Palm trees grew along the beach, and there were scrubby trees with bright orange flowers, rather like azalea. A bird, with black plumage and bright yellow eyes hopped around in the sparse undergrowth at the edge of the beach, and then perched in the bushes; we later discovered it was a carib grackle. Fat pink doves cooed at us from the trees, and humming birds hovered around the flowers, iridescent blue and yellow, but they moved too fast to photograph. There were also huge, black frigate birds soaring high in the sky, and then swooping low over the sea.

The beach at Fort James, Antigua was completely what I expected from a Caribbean island beach – pale dazzling sand, clear blue sky, aquamarine sea, and wall to wall sunshine!

Caribbean cruise – St Kitts – Brimstone Hill Fortress

After visiting Romney Manor, we travelled further up the western coast of St Kitts, to Brimstone Hill Fortress. The fort is situated about 800 feet above sea-level, on the top of a volcanic dome, and has amazing views across the Caribbean sea to the west, and steep hillsides with lush tropical vegetation to the east. The fort is surrounded by steep rocky slopes, that are almost vertical in places, and has a commanding position, overlooking the sea. Because of its strategic location, the British began fortifying the hill in 1690. The fortress was designed by British Army Engineers, and built by African slaves, using basalt blocks and local limestone. Much of the stone came from quarries lower down the hill. The fort was abandoned by the British in 1853, some buildings were demolished, and others just left to decay. Restoration began in the 1900’s and in 1985 Queen Elizabeth unveiled a plaque naming it as a National Park, and in 1999 it was declared a UNESCO World Heritage Site.

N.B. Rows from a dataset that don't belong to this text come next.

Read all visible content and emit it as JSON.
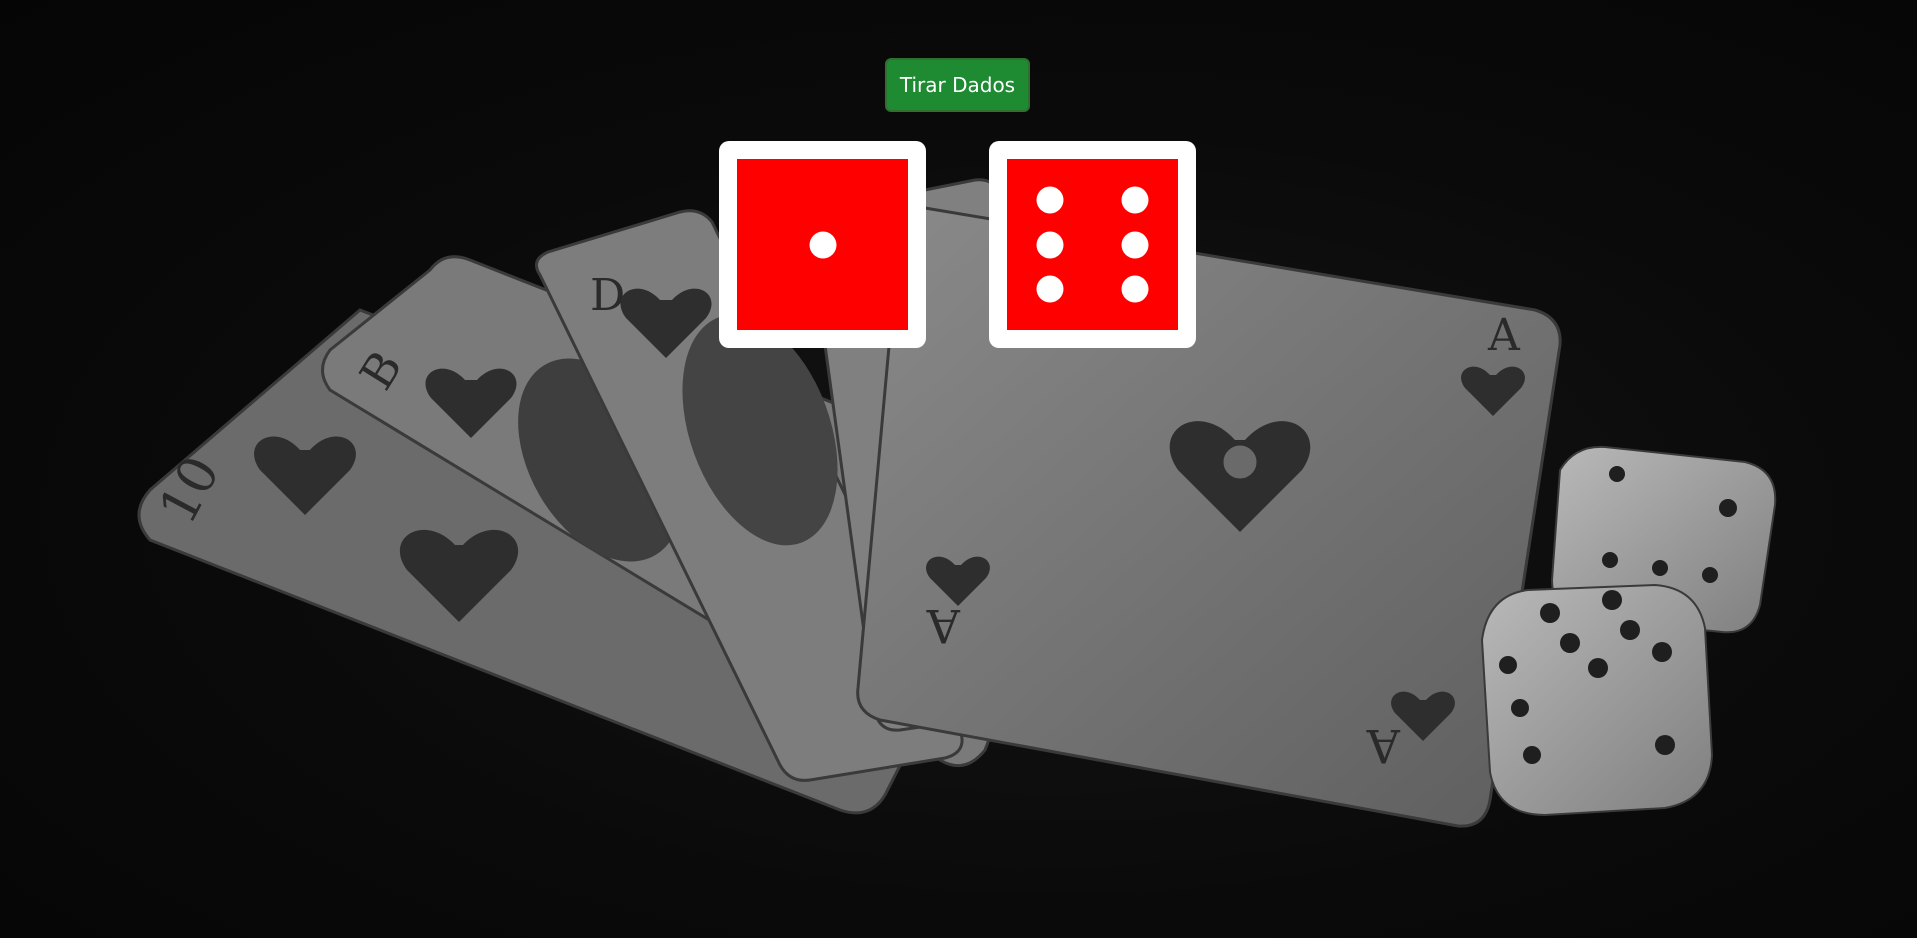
{
  "controls": {
    "roll_button_label": "Tirar Dados"
  },
  "dice": [
    {
      "value": 1,
      "face_color": "#ff0000",
      "border_color": "#ffffff",
      "pip_color": "#ffffff"
    },
    {
      "value": 6,
      "face_color": "#ff0000",
      "border_color": "#ffffff",
      "pip_color": "#ffffff"
    }
  ],
  "colors": {
    "button_green": "#1e8a32",
    "background": "#070707"
  },
  "background_art": {
    "card_corners": [
      "10",
      "B",
      "D",
      "A",
      "A",
      "A"
    ],
    "description_icons": [
      "playing-cards-icon",
      "white-dice-icon"
    ]
  }
}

We zig-zagged up the steep, road and squeezed through the narrow gateway into the parking area. We got our bearings, and then made our way up the steep paved pathway. It’s quite a climb, but as you can see, the stunning panoramic views when you reach the top make it well worth the effort.